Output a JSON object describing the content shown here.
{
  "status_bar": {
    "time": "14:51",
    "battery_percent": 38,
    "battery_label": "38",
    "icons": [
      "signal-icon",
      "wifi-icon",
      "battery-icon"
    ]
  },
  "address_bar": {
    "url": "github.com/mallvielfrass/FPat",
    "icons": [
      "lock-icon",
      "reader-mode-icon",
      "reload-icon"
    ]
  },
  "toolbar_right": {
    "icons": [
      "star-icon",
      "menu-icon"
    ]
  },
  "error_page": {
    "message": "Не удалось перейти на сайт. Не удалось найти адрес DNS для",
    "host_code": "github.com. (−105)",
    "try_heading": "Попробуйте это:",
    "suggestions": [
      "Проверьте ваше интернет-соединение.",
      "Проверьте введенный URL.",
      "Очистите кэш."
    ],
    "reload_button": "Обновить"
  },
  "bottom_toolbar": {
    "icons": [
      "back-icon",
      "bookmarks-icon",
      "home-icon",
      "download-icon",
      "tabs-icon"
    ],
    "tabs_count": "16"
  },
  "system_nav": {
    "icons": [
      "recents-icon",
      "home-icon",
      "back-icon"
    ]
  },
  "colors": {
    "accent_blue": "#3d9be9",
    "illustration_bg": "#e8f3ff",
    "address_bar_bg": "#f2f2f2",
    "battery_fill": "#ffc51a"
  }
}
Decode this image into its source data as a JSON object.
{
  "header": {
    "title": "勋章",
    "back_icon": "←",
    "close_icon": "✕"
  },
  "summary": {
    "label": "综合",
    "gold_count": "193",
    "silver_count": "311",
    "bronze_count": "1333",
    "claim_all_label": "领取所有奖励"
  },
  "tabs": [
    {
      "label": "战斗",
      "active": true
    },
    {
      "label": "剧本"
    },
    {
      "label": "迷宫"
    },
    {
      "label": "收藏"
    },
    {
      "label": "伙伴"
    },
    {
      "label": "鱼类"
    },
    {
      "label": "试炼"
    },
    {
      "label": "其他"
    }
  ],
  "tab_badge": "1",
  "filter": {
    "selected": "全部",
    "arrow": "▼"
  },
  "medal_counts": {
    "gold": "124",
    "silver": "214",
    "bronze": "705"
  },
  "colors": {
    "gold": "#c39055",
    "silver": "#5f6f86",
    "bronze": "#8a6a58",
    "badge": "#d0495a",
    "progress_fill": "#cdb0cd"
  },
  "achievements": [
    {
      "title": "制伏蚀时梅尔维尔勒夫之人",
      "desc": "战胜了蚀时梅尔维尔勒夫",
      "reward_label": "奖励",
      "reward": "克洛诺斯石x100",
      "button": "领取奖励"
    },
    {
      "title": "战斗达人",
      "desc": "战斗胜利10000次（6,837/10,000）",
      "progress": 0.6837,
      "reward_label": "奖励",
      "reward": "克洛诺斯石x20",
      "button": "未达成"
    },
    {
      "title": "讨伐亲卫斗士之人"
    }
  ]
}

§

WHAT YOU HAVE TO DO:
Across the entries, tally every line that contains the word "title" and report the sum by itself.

ANSWER TO THE PROBLEM:
4